Through Huggins et al.’s (2002) conceptualisation of violence work, the article presents the processes through which individuals and groups morally disengage from the production of social harm. In doing so, the article explores cultures of legitimation and moral disengagement that function within the City of London’s financial services industry. Despite the well documented nature of the harms emanating from finance, it is often difficult to see the human agency involved (Sarat and Culbert 2009). Consequently, there remains a lack of attention paid to the embedded cultures and rule systems that legitimise the production, opposed to impact, of social harm. Bringing into focus in embedded cultures and dominant rule systems that legitimise the production of social harm, the article highlights three themes of deniability: occupational insularity; a dominant regime of knowledge; and personal disengagement. Addressing each in turn, what emerges is the mundane ways in which finance workers enact, legitimise and reproduce the conditions of harm production in the course of their occupational life. The article turns the lens of critical inquiry from an impact agenda of social harm to a production agenda and offers a detailed understanding of the ways social harms are both produced and legitimised in the day-to-day functioning of occupational life.

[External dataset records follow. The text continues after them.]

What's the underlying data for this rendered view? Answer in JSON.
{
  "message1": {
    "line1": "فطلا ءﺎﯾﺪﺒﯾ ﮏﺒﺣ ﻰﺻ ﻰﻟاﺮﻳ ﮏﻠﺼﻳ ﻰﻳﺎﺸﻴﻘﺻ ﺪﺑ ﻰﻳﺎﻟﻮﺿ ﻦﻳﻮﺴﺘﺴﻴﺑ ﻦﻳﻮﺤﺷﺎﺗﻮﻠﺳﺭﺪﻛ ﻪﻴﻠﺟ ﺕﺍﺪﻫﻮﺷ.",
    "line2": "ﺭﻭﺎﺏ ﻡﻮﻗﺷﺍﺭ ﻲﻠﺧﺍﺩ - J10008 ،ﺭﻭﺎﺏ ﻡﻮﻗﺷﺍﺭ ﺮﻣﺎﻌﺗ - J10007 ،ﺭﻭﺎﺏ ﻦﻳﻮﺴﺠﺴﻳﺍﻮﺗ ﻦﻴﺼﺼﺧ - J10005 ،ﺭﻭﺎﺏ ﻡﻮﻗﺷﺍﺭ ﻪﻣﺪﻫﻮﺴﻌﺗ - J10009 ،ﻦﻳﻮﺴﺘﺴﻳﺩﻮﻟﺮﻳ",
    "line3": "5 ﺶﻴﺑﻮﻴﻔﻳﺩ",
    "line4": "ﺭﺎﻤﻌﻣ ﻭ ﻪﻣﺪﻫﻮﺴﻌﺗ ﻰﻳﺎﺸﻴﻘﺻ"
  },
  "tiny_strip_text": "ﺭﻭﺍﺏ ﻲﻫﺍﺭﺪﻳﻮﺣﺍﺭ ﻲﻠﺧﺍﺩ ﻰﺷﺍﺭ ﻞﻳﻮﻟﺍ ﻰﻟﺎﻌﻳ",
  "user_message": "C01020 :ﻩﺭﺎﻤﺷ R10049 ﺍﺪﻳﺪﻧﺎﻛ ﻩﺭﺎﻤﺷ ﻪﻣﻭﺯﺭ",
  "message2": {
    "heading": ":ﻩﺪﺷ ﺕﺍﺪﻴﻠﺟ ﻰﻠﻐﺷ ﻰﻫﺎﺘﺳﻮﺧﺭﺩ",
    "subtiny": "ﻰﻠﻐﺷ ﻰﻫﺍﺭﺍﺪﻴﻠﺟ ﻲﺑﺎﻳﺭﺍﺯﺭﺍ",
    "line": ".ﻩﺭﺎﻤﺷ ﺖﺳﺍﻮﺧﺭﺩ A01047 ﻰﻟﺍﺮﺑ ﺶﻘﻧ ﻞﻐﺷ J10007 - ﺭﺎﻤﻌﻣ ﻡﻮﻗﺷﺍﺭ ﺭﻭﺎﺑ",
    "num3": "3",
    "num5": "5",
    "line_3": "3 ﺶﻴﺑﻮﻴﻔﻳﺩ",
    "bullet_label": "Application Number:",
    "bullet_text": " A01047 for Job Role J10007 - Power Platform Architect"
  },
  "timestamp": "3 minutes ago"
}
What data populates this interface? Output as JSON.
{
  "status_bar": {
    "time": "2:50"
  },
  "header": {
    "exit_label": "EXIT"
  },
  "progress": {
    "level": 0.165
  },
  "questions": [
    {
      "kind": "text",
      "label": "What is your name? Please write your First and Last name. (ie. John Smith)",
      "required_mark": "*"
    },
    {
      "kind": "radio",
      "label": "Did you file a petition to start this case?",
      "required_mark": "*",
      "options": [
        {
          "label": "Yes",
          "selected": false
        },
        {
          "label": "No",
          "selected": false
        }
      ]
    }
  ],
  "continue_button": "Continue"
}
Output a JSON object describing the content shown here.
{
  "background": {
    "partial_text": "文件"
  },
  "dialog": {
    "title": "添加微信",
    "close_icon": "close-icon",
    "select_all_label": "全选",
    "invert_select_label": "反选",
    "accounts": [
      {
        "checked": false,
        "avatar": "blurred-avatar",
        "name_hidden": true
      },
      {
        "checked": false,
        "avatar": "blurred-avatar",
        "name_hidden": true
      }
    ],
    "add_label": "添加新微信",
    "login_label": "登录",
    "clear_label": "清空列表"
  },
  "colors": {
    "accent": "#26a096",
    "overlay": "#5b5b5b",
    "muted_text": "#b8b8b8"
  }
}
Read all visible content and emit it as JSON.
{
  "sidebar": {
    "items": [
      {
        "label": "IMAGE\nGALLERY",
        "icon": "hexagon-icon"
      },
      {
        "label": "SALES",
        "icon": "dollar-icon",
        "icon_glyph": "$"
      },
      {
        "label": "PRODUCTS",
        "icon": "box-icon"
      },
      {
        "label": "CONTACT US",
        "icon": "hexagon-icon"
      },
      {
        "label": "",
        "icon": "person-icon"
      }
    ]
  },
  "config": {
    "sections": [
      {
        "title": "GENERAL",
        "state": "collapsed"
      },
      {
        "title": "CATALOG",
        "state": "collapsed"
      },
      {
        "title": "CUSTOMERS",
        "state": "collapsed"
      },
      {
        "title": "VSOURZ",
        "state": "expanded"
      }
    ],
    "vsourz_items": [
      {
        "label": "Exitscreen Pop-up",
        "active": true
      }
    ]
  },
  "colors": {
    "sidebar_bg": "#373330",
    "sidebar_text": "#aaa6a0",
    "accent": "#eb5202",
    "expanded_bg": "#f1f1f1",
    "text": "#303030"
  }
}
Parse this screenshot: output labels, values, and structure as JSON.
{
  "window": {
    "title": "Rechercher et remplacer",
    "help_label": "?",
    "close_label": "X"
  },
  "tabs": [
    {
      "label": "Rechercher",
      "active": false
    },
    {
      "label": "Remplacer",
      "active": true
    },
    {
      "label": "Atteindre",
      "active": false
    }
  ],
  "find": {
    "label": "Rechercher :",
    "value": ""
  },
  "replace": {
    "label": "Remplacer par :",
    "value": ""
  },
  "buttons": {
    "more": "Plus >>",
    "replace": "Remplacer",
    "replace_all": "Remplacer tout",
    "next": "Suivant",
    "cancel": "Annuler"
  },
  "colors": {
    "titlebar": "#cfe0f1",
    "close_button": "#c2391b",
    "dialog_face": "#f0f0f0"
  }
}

|Journal||Justice, Power and Resistance|
|Publication status||Published - Apr 2019|
- Violence work
- City of London
- Cultural finance studies
- Moral disengagement
- Harm production